» Exercise prompt: Retype every entry below without altering anything.

[Data records]
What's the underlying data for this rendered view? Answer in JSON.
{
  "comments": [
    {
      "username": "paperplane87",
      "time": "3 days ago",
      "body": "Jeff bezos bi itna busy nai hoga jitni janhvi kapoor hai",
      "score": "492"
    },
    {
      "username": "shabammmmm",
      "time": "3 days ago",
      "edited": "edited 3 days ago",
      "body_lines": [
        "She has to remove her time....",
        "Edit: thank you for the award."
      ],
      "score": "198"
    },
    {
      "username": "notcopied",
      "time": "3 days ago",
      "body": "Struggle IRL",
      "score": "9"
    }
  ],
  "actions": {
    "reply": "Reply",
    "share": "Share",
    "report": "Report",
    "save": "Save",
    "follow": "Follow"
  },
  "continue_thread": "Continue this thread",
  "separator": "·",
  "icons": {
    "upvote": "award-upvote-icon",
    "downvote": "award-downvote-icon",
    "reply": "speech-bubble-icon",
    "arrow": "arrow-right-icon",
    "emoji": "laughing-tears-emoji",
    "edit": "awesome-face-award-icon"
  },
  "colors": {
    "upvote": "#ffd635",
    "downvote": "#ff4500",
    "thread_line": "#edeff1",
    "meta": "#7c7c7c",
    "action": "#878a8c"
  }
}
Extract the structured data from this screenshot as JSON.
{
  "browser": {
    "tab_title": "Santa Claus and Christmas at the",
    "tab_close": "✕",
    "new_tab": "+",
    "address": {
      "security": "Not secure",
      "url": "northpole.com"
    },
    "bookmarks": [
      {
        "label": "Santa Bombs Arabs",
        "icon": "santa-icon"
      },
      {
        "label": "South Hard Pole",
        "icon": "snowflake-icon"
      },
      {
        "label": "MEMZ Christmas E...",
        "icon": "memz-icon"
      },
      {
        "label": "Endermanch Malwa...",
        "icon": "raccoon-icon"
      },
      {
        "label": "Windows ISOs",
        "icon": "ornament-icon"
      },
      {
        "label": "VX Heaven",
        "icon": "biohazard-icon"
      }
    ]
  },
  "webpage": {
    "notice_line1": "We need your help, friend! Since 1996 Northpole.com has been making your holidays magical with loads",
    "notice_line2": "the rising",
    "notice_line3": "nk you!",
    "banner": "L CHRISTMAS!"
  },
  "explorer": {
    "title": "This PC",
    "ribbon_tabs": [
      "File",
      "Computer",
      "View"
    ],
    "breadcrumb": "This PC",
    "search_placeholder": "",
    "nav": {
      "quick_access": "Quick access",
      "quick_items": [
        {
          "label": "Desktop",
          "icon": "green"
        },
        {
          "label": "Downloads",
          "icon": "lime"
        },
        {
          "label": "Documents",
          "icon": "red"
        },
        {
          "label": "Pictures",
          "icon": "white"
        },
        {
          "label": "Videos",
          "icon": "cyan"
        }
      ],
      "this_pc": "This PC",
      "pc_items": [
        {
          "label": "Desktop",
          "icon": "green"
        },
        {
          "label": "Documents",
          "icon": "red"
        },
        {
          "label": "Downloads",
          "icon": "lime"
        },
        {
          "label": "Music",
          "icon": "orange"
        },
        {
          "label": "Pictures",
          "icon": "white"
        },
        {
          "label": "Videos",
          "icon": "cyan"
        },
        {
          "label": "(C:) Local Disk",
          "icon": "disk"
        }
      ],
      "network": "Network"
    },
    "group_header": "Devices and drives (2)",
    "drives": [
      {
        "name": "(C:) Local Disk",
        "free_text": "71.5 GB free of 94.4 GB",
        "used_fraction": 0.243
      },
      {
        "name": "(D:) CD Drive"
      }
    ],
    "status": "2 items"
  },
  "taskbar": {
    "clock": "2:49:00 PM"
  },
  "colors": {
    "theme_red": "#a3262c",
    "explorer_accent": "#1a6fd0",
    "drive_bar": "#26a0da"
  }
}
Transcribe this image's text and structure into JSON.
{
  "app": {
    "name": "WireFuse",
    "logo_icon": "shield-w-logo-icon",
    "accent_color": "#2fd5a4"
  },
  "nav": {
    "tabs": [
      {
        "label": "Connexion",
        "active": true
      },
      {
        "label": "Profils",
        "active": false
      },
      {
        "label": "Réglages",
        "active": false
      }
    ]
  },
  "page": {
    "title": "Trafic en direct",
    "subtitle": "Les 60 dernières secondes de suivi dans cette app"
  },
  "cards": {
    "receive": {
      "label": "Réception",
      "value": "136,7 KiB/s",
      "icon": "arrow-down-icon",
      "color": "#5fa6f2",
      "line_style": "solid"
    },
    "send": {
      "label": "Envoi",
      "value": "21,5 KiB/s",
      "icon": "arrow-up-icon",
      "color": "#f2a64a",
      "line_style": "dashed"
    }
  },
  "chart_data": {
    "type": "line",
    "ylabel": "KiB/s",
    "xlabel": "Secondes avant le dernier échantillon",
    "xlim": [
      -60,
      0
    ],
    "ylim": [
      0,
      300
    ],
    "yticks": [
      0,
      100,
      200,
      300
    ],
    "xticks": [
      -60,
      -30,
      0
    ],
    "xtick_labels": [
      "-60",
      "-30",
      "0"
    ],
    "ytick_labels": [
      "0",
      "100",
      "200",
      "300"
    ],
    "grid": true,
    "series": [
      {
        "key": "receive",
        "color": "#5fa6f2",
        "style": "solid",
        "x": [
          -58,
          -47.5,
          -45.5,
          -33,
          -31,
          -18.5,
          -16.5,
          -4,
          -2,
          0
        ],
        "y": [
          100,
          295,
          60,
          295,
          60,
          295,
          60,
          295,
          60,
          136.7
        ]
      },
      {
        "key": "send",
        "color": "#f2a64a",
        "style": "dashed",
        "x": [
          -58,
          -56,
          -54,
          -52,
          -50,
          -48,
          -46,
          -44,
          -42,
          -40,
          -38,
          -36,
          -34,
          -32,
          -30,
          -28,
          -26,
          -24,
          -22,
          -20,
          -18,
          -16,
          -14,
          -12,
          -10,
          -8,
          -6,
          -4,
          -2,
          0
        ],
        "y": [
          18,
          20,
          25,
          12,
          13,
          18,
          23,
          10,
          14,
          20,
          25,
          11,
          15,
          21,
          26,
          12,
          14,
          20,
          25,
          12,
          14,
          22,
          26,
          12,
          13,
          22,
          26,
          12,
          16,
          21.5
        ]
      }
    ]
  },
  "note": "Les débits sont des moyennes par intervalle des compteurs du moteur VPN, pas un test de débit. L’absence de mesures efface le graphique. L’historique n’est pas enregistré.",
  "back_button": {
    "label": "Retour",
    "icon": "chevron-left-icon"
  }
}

» Exercise solution:
What's the underlying data for this rendered view? Answer in JSON.
{
  "comments": [
    {
      "username": "paperplane87",
      "time": "3 days ago",
      "body": "Jeff bezos bi itna busy nai hoga jitni janhvi kapoor hai",
      "score": "492"
    },
    {
      "username": "shabammmmm",
      "time": "3 days ago",
      "edited": "edited 3 days ago",
      "body_lines": [
        "She has to remove her time....",
        "Edit: thank you for the award."
      ],
      "score": "198"
    },
    {
      "username": "notcopied",
      "time": "3 days ago",
      "body": "Struggle IRL",
      "score": "9"
    }
  ],
  "actions": {
    "reply": "Reply",
    "share": "Share",
    "report": "Report",
    "save": "Save",
    "follow": "Follow"
  },
  "continue_thread": "Continue this thread",
  "separator": "·",
  "icons": {
    "upvote": "award-upvote-icon",
    "downvote": "award-downvote-icon",
    "reply": "speech-bubble-icon",
    "arrow": "arrow-right-icon",
    "emoji": "laughing-tears-emoji",
    "edit": "awesome-face-award-icon"
  },
  "colors": {
    "upvote": "#ffd635",
    "downvote": "#ff4500",
    "thread_line": "#edeff1",
    "meta": "#7c7c7c",
    "action": "#878a8c"
  }
}
Extract the structured data from this screenshot as JSON.
{
  "browser": {
    "tab_title": "Santa Claus and Christmas at the",
    "tab_close": "✕",
    "new_tab": "+",
    "address": {
      "security": "Not secure",
      "url": "northpole.com"
    },
    "bookmarks": [
      {
        "label": "Santa Bombs Arabs",
        "icon": "santa-icon"
      },
      {
        "label": "South Hard Pole",
        "icon": "snowflake-icon"
      },
      {
        "label": "MEMZ Christmas E...",
        "icon": "memz-icon"
      },
      {
        "label": "Endermanch Malwa...",
        "icon": "raccoon-icon"
      },
      {
        "label": "Windows ISOs",
        "icon": "ornament-icon"
      },
      {
        "label": "VX Heaven",
        "icon": "biohazard-icon"
      }
    ]
  },
  "webpage": {
    "notice_line1": "We need your help, friend! Since 1996 Northpole.com has been making your holidays magical with loads",
    "notice_line2": "the rising",
    "notice_line3": "nk you!",
    "banner": "L CHRISTMAS!"
  },
  "explorer": {
    "title": "This PC",
    "ribbon_tabs": [
      "File",
      "Computer",
      "View"
    ],
    "breadcrumb": "This PC",
    "search_placeholder": "",
    "nav": {
      "quick_access": "Quick access",
      "quick_items": [
        {
          "label": "Desktop",
          "icon": "green"
        },
        {
          "label": "Downloads",
          "icon": "lime"
        },
        {
          "label": "Documents",
          "icon": "red"
        },
        {
          "label": "Pictures",
          "icon": "white"
        },
        {
          "label": "Videos",
          "icon": "cyan"
        }
      ],
      "this_pc": "This PC",
      "pc_items": [
        {
          "label": "Desktop",
          "icon": "green"
        },
        {
          "label": "Documents",
          "icon": "red"
        },
        {
          "label": "Downloads",
          "icon": "lime"
        },
        {
          "label": "Music",
          "icon": "orange"
        },
        {
          "label": "Pictures",
          "icon": "white"
        },
        {
          "label": "Videos",
          "icon": "cyan"
        },
        {
          "label": "(C:) Local Disk",
          "icon": "disk"
        }
      ],
      "network": "Network"
    },
    "group_header": "Devices and drives (2)",
    "drives": [
      {
        "name": "(C:) Local Disk",
        "free_text": "71.5 GB free of 94.4 GB",
        "used_fraction": 0.243
      },
      {
        "name": "(D:) CD Drive"
      }
    ],
    "status": "2 items"
  },
  "taskbar": {
    "clock": "2:49:00 PM"
  },
  "colors": {
    "theme_red": "#a3262c",
    "explorer_accent": "#1a6fd0",
    "drive_bar": "#26a0da"
  }
}
Transcribe this image's text and structure into JSON.
{
  "app": {
    "name": "WireFuse",
    "logo_icon": "shield-w-logo-icon",
    "accent_color": "#2fd5a4"
  },
  "nav": {
    "tabs": [
      {
        "label": "Connexion",
        "active": true
      },
      {
        "label": "Profils",
        "active": false
      },
      {
        "label": "Réglages",
        "active": false
      }
    ]
  },
  "page": {
    "title": "Trafic en direct",
    "subtitle": "Les 60 dernières secondes de suivi dans cette app"
  },
  "cards": {
    "receive": {
      "label": "Réception",
      "value": "136,7 KiB/s",
      "icon": "arrow-down-icon",
      "color": "#5fa6f2",
      "line_style": "solid"
    },
    "send": {
      "label": "Envoi",
      "value": "21,5 KiB/s",
      "icon": "arrow-up-icon",
      "color": "#f2a64a",
      "line_style": "dashed"
    }
  },
  "chart_data": {
    "type": "line",
    "ylabel": "KiB/s",
    "xlabel": "Secondes avant le dernier échantillon",
    "xlim": [
      -60,
      0
    ],
    "ylim": [
      0,
      300
    ],
    "yticks": [
      0,
      100,
      200,
      300
    ],
    "xticks": [
      -60,
      -30,
      0
    ],
    "xtick_labels": [
      "-60",
      "-30",
      "0"
    ],
    "ytick_labels": [
      "0",
      "100",
      "200",
      "300"
    ],
    "grid": true,
    "series": [
      {
        "key": "receive",
        "color": "#5fa6f2",
        "style": "solid",
        "x": [
          -58,
          -47.5,
          -45.5,
          -33,
          -31,
          -18.5,
          -16.5,
          -4,
          -2,
          0
        ],
        "y": [
          100,
          295,
          60,
          295,
          60,
          295,
          60,
          295,
          60,
          136.7
        ]
      },
      {
        "key": "send",
        "color": "#f2a64a",
        "style": "dashed",
        "x": [
          -58,
          -56,
          -54,
          -52,
          -50,
          -48,
          -46,
          -44,
          -42,
          -40,
          -38,
          -36,
          -34,
          -32,
          -30,
          -28,
          -26,
          -24,
          -22,
          -20,
          -18,
          -16,
          -14,
          -12,
          -10,
          -8,
          -6,
          -4,
          -2,
          0
        ],
        "y": [
          18,
          20,
          25,
          12,
          13,
          18,
          23,
          10,
          14,
          20,
          25,
          11,
          15,
          21,
          26,
          12,
          14,
          20,
          25,
          12,
          14,
          22,
          26,
          12,
          13,
          22,
          26,
          12,
          16,
          21.5
        ]
      }
    ]
  },
  "note": "Les débits sont des moyennes par intervalle des compteurs du moteur VPN, pas un test de débit. L’absence de mesures efface le graphique. L’historique n’est pas enregistré.",
  "back_button": {
    "label": "Retour",
    "icon": "chevron-left-icon"
  }
}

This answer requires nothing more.